As far as deep analysis goes, that is about all I can come up with for Mondo cane. It quickly becomes clear that the film is in love with irony (women go to a gym to loose weight in America while tribeswomen are force fed so they can marry the dictator of a tribe) and it gets even bigger kicks out of peering upon death and suffering. The exploration of the Death House in Singapore, a place where the homeless and elderly are left to live out their final hours, is every bit as disturbing as it sounds. Another shock comes when Gurkha soldiers behead bulls with one swipe of a machete, all while the camera pans down to capture the flowing gore at their feet. You will also cover your eyes as the religious men in Italy beat their legs to a bloody pulp for the Good Friday procession. Perhaps worst of all is seeing a man be gored nearly to death by a bull in Portugal, the camera just staying on the scene long enough to see a few people run out and clear the body from the street. The filmmakers have the good sense to not linger too long on the human death but they sure do make up for it with how much animal cruelty they show to the viewer. Dogs are killed and boiled, pigs are beaten with large clubs, sharks have sea urchins shoved down their throats, and snakes have their skin ripped off. It is almost a relief (but honestly no less humane) when we get to Italy and we see chicks being dyed pastel colors for Easter.

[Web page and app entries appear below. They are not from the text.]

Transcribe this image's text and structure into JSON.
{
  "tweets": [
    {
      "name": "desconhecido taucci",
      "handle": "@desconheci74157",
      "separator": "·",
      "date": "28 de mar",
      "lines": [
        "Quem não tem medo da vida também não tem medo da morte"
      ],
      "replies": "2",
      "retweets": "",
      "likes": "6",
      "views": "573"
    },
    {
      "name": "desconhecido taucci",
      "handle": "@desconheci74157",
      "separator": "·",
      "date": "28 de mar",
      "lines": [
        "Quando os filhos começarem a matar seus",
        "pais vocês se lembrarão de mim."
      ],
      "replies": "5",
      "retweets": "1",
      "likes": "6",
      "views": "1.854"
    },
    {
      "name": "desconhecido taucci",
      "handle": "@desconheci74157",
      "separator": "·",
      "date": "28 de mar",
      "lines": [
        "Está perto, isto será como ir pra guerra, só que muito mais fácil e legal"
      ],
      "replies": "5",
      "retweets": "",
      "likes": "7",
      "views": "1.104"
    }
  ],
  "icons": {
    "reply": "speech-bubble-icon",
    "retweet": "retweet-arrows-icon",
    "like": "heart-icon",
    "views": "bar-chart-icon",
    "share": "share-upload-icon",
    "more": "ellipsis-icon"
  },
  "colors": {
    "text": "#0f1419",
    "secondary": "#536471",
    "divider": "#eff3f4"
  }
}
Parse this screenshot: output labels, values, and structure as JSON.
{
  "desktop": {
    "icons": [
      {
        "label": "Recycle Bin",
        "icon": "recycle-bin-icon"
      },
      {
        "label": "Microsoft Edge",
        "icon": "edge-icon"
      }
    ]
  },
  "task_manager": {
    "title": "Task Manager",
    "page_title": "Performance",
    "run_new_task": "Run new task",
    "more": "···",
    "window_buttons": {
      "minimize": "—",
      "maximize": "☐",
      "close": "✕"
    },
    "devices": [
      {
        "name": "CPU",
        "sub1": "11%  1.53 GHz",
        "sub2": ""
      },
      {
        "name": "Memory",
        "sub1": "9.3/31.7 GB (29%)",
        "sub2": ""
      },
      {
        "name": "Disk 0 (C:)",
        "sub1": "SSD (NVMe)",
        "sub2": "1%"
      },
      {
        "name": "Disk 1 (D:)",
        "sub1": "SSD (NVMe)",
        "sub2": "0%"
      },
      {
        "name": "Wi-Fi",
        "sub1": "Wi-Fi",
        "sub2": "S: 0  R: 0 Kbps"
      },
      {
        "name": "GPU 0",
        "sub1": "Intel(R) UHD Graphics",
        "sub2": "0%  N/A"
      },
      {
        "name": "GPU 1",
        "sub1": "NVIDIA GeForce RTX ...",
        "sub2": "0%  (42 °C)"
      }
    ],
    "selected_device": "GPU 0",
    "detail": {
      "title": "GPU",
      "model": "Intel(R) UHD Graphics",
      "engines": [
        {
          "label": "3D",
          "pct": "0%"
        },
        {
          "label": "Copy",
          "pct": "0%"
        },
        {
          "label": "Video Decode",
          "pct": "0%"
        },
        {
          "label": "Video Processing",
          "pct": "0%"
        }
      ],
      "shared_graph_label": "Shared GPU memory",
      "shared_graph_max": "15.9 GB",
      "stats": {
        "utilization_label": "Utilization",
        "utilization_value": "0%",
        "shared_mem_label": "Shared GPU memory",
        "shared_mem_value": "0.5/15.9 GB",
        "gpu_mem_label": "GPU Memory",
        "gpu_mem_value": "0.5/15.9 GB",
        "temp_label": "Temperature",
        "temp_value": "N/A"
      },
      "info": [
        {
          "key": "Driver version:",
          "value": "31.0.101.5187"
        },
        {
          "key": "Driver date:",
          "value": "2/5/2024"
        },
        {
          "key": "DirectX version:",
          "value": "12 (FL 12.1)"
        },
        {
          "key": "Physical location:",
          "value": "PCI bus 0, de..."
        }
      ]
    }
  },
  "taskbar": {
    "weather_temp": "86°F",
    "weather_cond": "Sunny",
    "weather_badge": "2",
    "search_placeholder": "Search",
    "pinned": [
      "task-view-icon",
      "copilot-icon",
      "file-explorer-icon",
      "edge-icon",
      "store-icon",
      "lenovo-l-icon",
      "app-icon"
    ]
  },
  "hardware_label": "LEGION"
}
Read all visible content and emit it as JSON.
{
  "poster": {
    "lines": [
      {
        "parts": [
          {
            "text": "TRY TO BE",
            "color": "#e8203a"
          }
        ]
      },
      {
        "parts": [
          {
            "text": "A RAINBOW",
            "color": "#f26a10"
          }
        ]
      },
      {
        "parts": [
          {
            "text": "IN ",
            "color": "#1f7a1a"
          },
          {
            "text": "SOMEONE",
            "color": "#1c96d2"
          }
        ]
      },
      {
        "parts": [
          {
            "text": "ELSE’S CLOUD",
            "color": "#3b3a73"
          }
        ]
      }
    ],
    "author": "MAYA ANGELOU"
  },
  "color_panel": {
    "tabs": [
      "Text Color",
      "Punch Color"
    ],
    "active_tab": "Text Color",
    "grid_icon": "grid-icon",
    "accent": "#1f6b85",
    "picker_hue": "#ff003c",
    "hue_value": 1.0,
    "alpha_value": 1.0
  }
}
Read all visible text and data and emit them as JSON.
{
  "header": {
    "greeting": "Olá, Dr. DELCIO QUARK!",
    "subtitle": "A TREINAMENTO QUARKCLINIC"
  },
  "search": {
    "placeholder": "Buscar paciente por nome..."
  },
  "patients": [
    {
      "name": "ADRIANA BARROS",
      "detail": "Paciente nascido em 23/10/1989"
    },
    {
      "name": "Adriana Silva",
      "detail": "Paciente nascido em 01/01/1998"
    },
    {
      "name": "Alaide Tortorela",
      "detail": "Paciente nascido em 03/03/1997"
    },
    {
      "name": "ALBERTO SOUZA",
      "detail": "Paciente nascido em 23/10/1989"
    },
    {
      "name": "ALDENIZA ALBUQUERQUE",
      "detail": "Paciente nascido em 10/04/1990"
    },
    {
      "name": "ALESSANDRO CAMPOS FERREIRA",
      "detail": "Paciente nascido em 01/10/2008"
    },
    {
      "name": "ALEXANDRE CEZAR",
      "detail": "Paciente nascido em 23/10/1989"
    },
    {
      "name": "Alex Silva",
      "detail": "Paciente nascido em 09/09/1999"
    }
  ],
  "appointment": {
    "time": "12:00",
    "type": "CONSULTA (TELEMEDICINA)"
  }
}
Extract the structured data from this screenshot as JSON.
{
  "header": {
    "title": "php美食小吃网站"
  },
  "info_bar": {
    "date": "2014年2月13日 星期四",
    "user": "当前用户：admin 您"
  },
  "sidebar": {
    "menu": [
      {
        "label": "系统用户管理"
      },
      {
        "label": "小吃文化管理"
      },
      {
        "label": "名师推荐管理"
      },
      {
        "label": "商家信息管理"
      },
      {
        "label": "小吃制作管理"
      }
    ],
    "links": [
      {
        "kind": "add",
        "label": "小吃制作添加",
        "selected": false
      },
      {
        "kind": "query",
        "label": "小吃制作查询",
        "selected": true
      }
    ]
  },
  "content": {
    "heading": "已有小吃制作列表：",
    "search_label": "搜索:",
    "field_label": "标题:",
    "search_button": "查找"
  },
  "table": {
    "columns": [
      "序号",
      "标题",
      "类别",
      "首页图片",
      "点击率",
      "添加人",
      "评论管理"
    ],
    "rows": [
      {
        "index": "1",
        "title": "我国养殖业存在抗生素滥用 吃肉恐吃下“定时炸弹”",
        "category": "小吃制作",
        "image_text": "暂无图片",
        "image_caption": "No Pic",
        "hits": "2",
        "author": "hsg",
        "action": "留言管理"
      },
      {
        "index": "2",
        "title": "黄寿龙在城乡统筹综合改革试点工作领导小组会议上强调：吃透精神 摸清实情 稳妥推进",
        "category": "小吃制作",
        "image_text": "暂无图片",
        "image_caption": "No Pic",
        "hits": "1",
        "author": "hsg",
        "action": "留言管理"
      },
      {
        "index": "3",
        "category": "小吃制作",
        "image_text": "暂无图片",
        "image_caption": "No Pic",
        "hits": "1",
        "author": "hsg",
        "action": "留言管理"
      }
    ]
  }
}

There certainly is a playful side to Mondo cane but even these scenes have a vaguely mean-spirited and perverse echo to them. The scenes in the German beer hall are comical but also pathetic as people stumble home, urinate in the street, vomit, and get into nasty fistfights. Another lighter moment comes when we arrive in Sydney, Australia, for a Life Saver Girls competition, where beautiful swimsuit clad women “save” male swimmers, drag them to the beach, and give them CPR, all while the camera pans down to the male’s crotch. You get the impression that some of the perversion comes from the deeply troubled Jacopetti, who was more than familiar with perverted scandals at the time, even landing in a Hong Kong jail for three months after he was caught with two underage Chinese prostitutes, ages 10 and 11. While this sinister perversion is merely hinted at in Mondo cane, it would come to a head in future installments of the Mondo series. If you can believe it, Riz Orolani and Nino Oliviero’s theme song for the film, “Home,” managed to earn an Academy Award nomination. Overall, Mondo cane was immensely popular when it came out and it certainly caused quite a stir when it hit theaters. Looking at it today, the film lacks profundity, which severely wounds it, but it still manages to pack a punch and, in true grindhouse fashion, will make you feel a bit sleazy while watching it. This is an essential film for exploitation fans and a pass for anyone else.
Mondo cane is available on DVD.